## DATA SECTION

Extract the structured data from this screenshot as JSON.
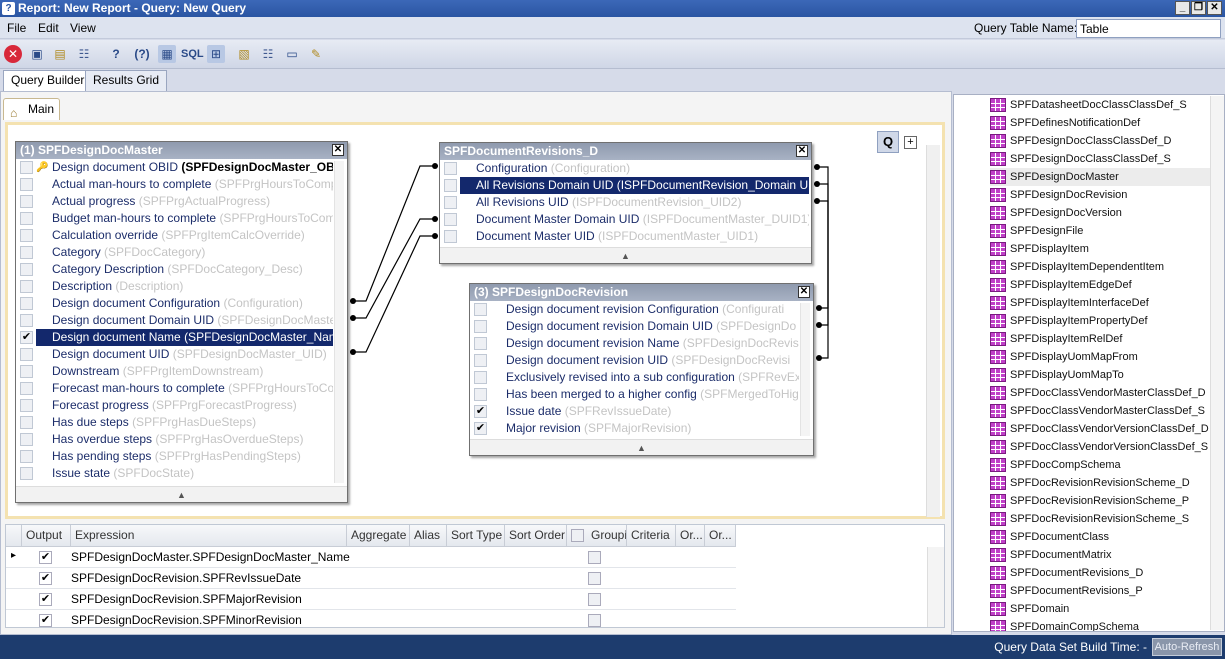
{
  "window": {
    "title": "Report: New Report - Query: New Query"
  },
  "menu": {
    "items": [
      "File",
      "Edit",
      "View"
    ],
    "query_table_label": "Query Table Name:",
    "query_table_value": "Table"
  },
  "toolbar": {
    "icons": [
      "close-red-icon",
      "save-icon",
      "open-icon",
      "properties-icon",
      "help-icon",
      "help-query-icon",
      "grid-view-icon",
      "sql-icon",
      "tables-icon",
      "export-icon",
      "import-icon",
      "layout-icon",
      "edit-icon"
    ],
    "sql_label": "SQL"
  },
  "tabs": {
    "query_builder": "Query Builder",
    "results_grid": "Results Grid"
  },
  "canvas": {
    "main_tab": "Main",
    "q_button": "Q",
    "plus_button": "+"
  },
  "tables": [
    {
      "header": "(1) SPFDesignDocMaster",
      "rows": [
        {
          "label": "Design document OBID",
          "alias": "(SPFDesignDocMaster_OBID)",
          "checked": false,
          "key": true,
          "alias_bold": true
        },
        {
          "label": "Actual man-hours to complete",
          "alias": "(SPFPrgHoursToComp",
          "checked": false
        },
        {
          "label": "Actual progress",
          "alias": "(SPFPrgActualProgress)",
          "checked": false
        },
        {
          "label": "Budget man-hours to complete",
          "alias": "(SPFPrgHoursToCom",
          "checked": false
        },
        {
          "label": "Calculation override",
          "alias": "(SPFPrgItemCalcOverride)",
          "checked": false
        },
        {
          "label": "Category",
          "alias": "(SPFDocCategory)",
          "checked": false
        },
        {
          "label": "Category Description",
          "alias": "(SPFDocCategory_Desc)",
          "checked": false
        },
        {
          "label": "Description",
          "alias": "(Description)",
          "checked": false
        },
        {
          "label": "Design document Configuration",
          "alias": "(Configuration)",
          "checked": false
        },
        {
          "label": "Design document Domain UID",
          "alias": "(SPFDesignDocMaste",
          "checked": false
        },
        {
          "label": "Design document Name (SPFDesignDocMaster_Nam",
          "alias": "",
          "checked": true,
          "selected": true
        },
        {
          "label": "Design document UID",
          "alias": "(SPFDesignDocMaster_UID)",
          "checked": false
        },
        {
          "label": "Downstream",
          "alias": "(SPFPrgItemDownstream)",
          "checked": false
        },
        {
          "label": "Forecast man-hours to complete",
          "alias": "(SPFPrgHoursToCo",
          "checked": false
        },
        {
          "label": "Forecast progress",
          "alias": "(SPFPrgForecastProgress)",
          "checked": false
        },
        {
          "label": "Has due steps",
          "alias": "(SPFPrgHasDueSteps)",
          "checked": false
        },
        {
          "label": "Has overdue steps",
          "alias": "(SPFPrgHasOverdueSteps)",
          "checked": false
        },
        {
          "label": "Has pending steps",
          "alias": "(SPFPrgHasPendingSteps)",
          "checked": false
        },
        {
          "label": "Issue state",
          "alias": "(SPFDocState)",
          "checked": false
        }
      ]
    },
    {
      "header": "SPFDocumentRevisions_D",
      "rows": [
        {
          "label": "Configuration",
          "alias": "(Configuration)",
          "checked": false
        },
        {
          "label": "All Revisions Domain UID (ISPFDocumentRevision_Domain UI",
          "alias": "",
          "checked": false,
          "selected": true
        },
        {
          "label": "All Revisions UID",
          "alias": "(ISPFDocumentRevision_UID2)",
          "checked": false
        },
        {
          "label": "Document Master Domain UID",
          "alias": "(ISPFDocumentMaster_DUID1)",
          "checked": false
        },
        {
          "label": "Document Master UID",
          "alias": "(ISPFDocumentMaster_UID1)",
          "checked": false
        }
      ]
    },
    {
      "header": "(3) SPFDesignDocRevision",
      "rows": [
        {
          "label": "Design document revision Configuration",
          "alias": "(Configurati",
          "checked": false
        },
        {
          "label": "Design document revision Domain UID",
          "alias": "(SPFDesignDo",
          "checked": false
        },
        {
          "label": "Design document revision Name",
          "alias": "(SPFDesignDocRevisi",
          "checked": false
        },
        {
          "label": "Design document revision UID",
          "alias": "(SPFDesignDocRevisi",
          "checked": false
        },
        {
          "label": "Exclusively revised into a sub configuration",
          "alias": "(SPFRevEx",
          "checked": false
        },
        {
          "label": "Has been merged to a higher config",
          "alias": "(SPFMergedToHig",
          "checked": false
        },
        {
          "label": "Issue date",
          "alias": "(SPFRevIssueDate)",
          "checked": true
        },
        {
          "label": "Major revision",
          "alias": "(SPFMajorRevision)",
          "checked": true
        }
      ]
    }
  ],
  "grid": {
    "headers": [
      "Output",
      "Expression",
      "Aggregate",
      "Alias",
      "Sort Type",
      "Sort Order",
      "Groupi",
      "Criteria",
      "Or...",
      "Or..."
    ],
    "rows": [
      {
        "output": true,
        "expression": "SPFDesignDocMaster.SPFDesignDocMaster_Name",
        "current": true
      },
      {
        "output": true,
        "expression": "SPFDesignDocRevision.SPFRevIssueDate"
      },
      {
        "output": true,
        "expression": "SPFDesignDocRevision.SPFMajorRevision"
      },
      {
        "output": true,
        "expression": "SPFDesignDocRevision.SPFMinorRevision"
      }
    ]
  },
  "tree": {
    "items": [
      "SPFDatasheetDocClassClassDef_S",
      "SPFDefinesNotificationDef",
      "SPFDesignDocClassClassDef_D",
      "SPFDesignDocClassClassDef_S",
      "SPFDesignDocMaster",
      "SPFDesignDocRevision",
      "SPFDesignDocVersion",
      "SPFDesignFile",
      "SPFDisplayItem",
      "SPFDisplayItemDependentItem",
      "SPFDisplayItemEdgeDef",
      "SPFDisplayItemInterfaceDef",
      "SPFDisplayItemPropertyDef",
      "SPFDisplayItemRelDef",
      "SPFDisplayUomMapFrom",
      "SPFDisplayUomMapTo",
      "SPFDocClassVendorMasterClassDef_D",
      "SPFDocClassVendorMasterClassDef_S",
      "SPFDocClassVendorVersionClassDef_D",
      "SPFDocClassVendorVersionClassDef_S",
      "SPFDocCompSchema",
      "SPFDocRevisionRevisionScheme_D",
      "SPFDocRevisionRevisionScheme_P",
      "SPFDocRevisionRevisionScheme_S",
      "SPFDocumentClass",
      "SPFDocumentMatrix",
      "SPFDocumentRevisions_D",
      "SPFDocumentRevisions_P",
      "SPFDomain",
      "SPFDomainCompSchema"
    ],
    "selected": "SPFDesignDocMaster"
  },
  "status": {
    "label": "Query Data Set Build Time: -",
    "auto_refresh": "Auto-Refresh"
  }
}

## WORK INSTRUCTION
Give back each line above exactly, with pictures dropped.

## ANSWER FOR THIS EXERCISE
Extract the structured data from this screenshot as JSON.
{
  "window": {
    "title": "Report: New Report - Query: New Query"
  },
  "menu": {
    "items": [
      "File",
      "Edit",
      "View"
    ],
    "query_table_label": "Query Table Name:",
    "query_table_value": "Table"
  },
  "toolbar": {
    "icons": [
      "close-red-icon",
      "save-icon",
      "open-icon",
      "properties-icon",
      "help-icon",
      "help-query-icon",
      "grid-view-icon",
      "sql-icon",
      "tables-icon",
      "export-icon",
      "import-icon",
      "layout-icon",
      "edit-icon"
    ],
    "sql_label": "SQL"
  },
  "tabs": {
    "query_builder": "Query Builder",
    "results_grid": "Results Grid"
  },
  "canvas": {
    "main_tab": "Main",
    "q_button": "Q",
    "plus_button": "+"
  },
  "tables": [
    {
      "header": "(1) SPFDesignDocMaster",
      "rows": [
        {
          "label": "Design document OBID",
          "alias": "(SPFDesignDocMaster_OBID)",
          "checked": false,
          "key": true,
          "alias_bold": true
        },
        {
          "label": "Actual man-hours to complete",
          "alias": "(SPFPrgHoursToComp",
          "checked": false
        },
        {
          "label": "Actual progress",
          "alias": "(SPFPrgActualProgress)",
          "checked": false
        },
        {
          "label": "Budget man-hours to complete",
          "alias": "(SPFPrgHoursToCom",
          "checked": false
        },
        {
          "label": "Calculation override",
          "alias": "(SPFPrgItemCalcOverride)",
          "checked": false
        },
        {
          "label": "Category",
          "alias": "(SPFDocCategory)",
          "checked": false
        },
        {
          "label": "Category Description",
          "alias": "(SPFDocCategory_Desc)",
          "checked": false
        },
        {
          "label": "Description",
          "alias": "(Description)",
          "checked": false
        },
        {
          "label": "Design document Configuration",
          "alias": "(Configuration)",
          "checked": false
        },
        {
          "label": "Design document Domain UID",
          "alias": "(SPFDesignDocMaste",
          "checked": false
        },
        {
          "label": "Design document Name (SPFDesignDocMaster_Nam",
          "alias": "",
          "checked": true,
          "selected": true
        },
        {
          "label": "Design document UID",
          "alias": "(SPFDesignDocMaster_UID)",
          "checked": false
        },
        {
          "label": "Downstream",
          "alias": "(SPFPrgItemDownstream)",
          "checked": false
        },
        {
          "label": "Forecast man-hours to complete",
          "alias": "(SPFPrgHoursToCo",
          "checked": false
        },
        {
          "label": "Forecast progress",
          "alias": "(SPFPrgForecastProgress)",
          "checked": false
        },
        {
          "label": "Has due steps",
          "alias": "(SPFPrgHasDueSteps)",
          "checked": false
        },
        {
          "label": "Has overdue steps",
          "alias": "(SPFPrgHasOverdueSteps)",
          "checked": false
        },
        {
          "label": "Has pending steps",
          "alias": "(SPFPrgHasPendingSteps)",
          "checked": false
        },
        {
          "label": "Issue state",
          "alias": "(SPFDocState)",
          "checked": false
        }
      ]
    },
    {
      "header": "SPFDocumentRevisions_D",
      "rows": [
        {
          "label": "Configuration",
          "alias": "(Configuration)",
          "checked": false
        },
        {
          "label": "All Revisions Domain UID (ISPFDocumentRevision_Domain UI",
          "alias": "",
          "checked": false,
          "selected": true
        },
        {
          "label": "All Revisions UID",
          "alias": "(ISPFDocumentRevision_UID2)",
          "checked": false
        },
        {
          "label": "Document Master Domain UID",
          "alias": "(ISPFDocumentMaster_DUID1)",
          "checked": false
        },
        {
          "label": "Document Master UID",
          "alias": "(ISPFDocumentMaster_UID1)",
          "checked": false
        }
      ]
    },
    {
      "header": "(3) SPFDesignDocRevision",
      "rows": [
        {
          "label": "Design document revision Configuration",
          "alias": "(Configurati",
          "checked": false
        },
        {
          "label": "Design document revision Domain UID",
          "alias": "(SPFDesignDo",
          "checked": false
        },
        {
          "label": "Design document revision Name",
          "alias": "(SPFDesignDocRevisi",
          "checked": false
        },
        {
          "label": "Design document revision UID",
          "alias": "(SPFDesignDocRevisi",
          "checked": false
        },
        {
          "label": "Exclusively revised into a sub configuration",
          "alias": "(SPFRevEx",
          "checked": false
        },
        {
          "label": "Has been merged to a higher config",
          "alias": "(SPFMergedToHig",
          "checked": false
        },
        {
          "label": "Issue date",
          "alias": "(SPFRevIssueDate)",
          "checked": true
        },
        {
          "label": "Major revision",
          "alias": "(SPFMajorRevision)",
          "checked": true
        }
      ]
    }
  ],
  "grid": {
    "headers": [
      "Output",
      "Expression",
      "Aggregate",
      "Alias",
      "Sort Type",
      "Sort Order",
      "Groupi",
      "Criteria",
      "Or...",
      "Or..."
    ],
    "rows": [
      {
        "output": true,
        "expression": "SPFDesignDocMaster.SPFDesignDocMaster_Name",
        "current": true
      },
      {
        "output": true,
        "expression": "SPFDesignDocRevision.SPFRevIssueDate"
      },
      {
        "output": true,
        "expression": "SPFDesignDocRevision.SPFMajorRevision"
      },
      {
        "output": true,
        "expression": "SPFDesignDocRevision.SPFMinorRevision"
      }
    ]
  },
  "tree": {
    "items": [
      "SPFDatasheetDocClassClassDef_S",
      "SPFDefinesNotificationDef",
      "SPFDesignDocClassClassDef_D",
      "SPFDesignDocClassClassDef_S",
      "SPFDesignDocMaster",
      "SPFDesignDocRevision",
      "SPFDesignDocVersion",
      "SPFDesignFile",
      "SPFDisplayItem",
      "SPFDisplayItemDependentItem",
      "SPFDisplayItemEdgeDef",
      "SPFDisplayItemInterfaceDef",
      "SPFDisplayItemPropertyDef",
      "SPFDisplayItemRelDef",
      "SPFDisplayUomMapFrom",
      "SPFDisplayUomMapTo",
      "SPFDocClassVendorMasterClassDef_D",
      "SPFDocClassVendorMasterClassDef_S",
      "SPFDocClassVendorVersionClassDef_D",
      "SPFDocClassVendorVersionClassDef_S",
      "SPFDocCompSchema",
      "SPFDocRevisionRevisionScheme_D",
      "SPFDocRevisionRevisionScheme_P",
      "SPFDocRevisionRevisionScheme_S",
      "SPFDocumentClass",
      "SPFDocumentMatrix",
      "SPFDocumentRevisions_D",
      "SPFDocumentRevisions_P",
      "SPFDomain",
      "SPFDomainCompSchema"
    ],
    "selected": "SPFDesignDocMaster"
  },
  "status": {
    "label": "Query Data Set Build Time: -",
    "auto_refresh": "Auto-Refresh"
  }
}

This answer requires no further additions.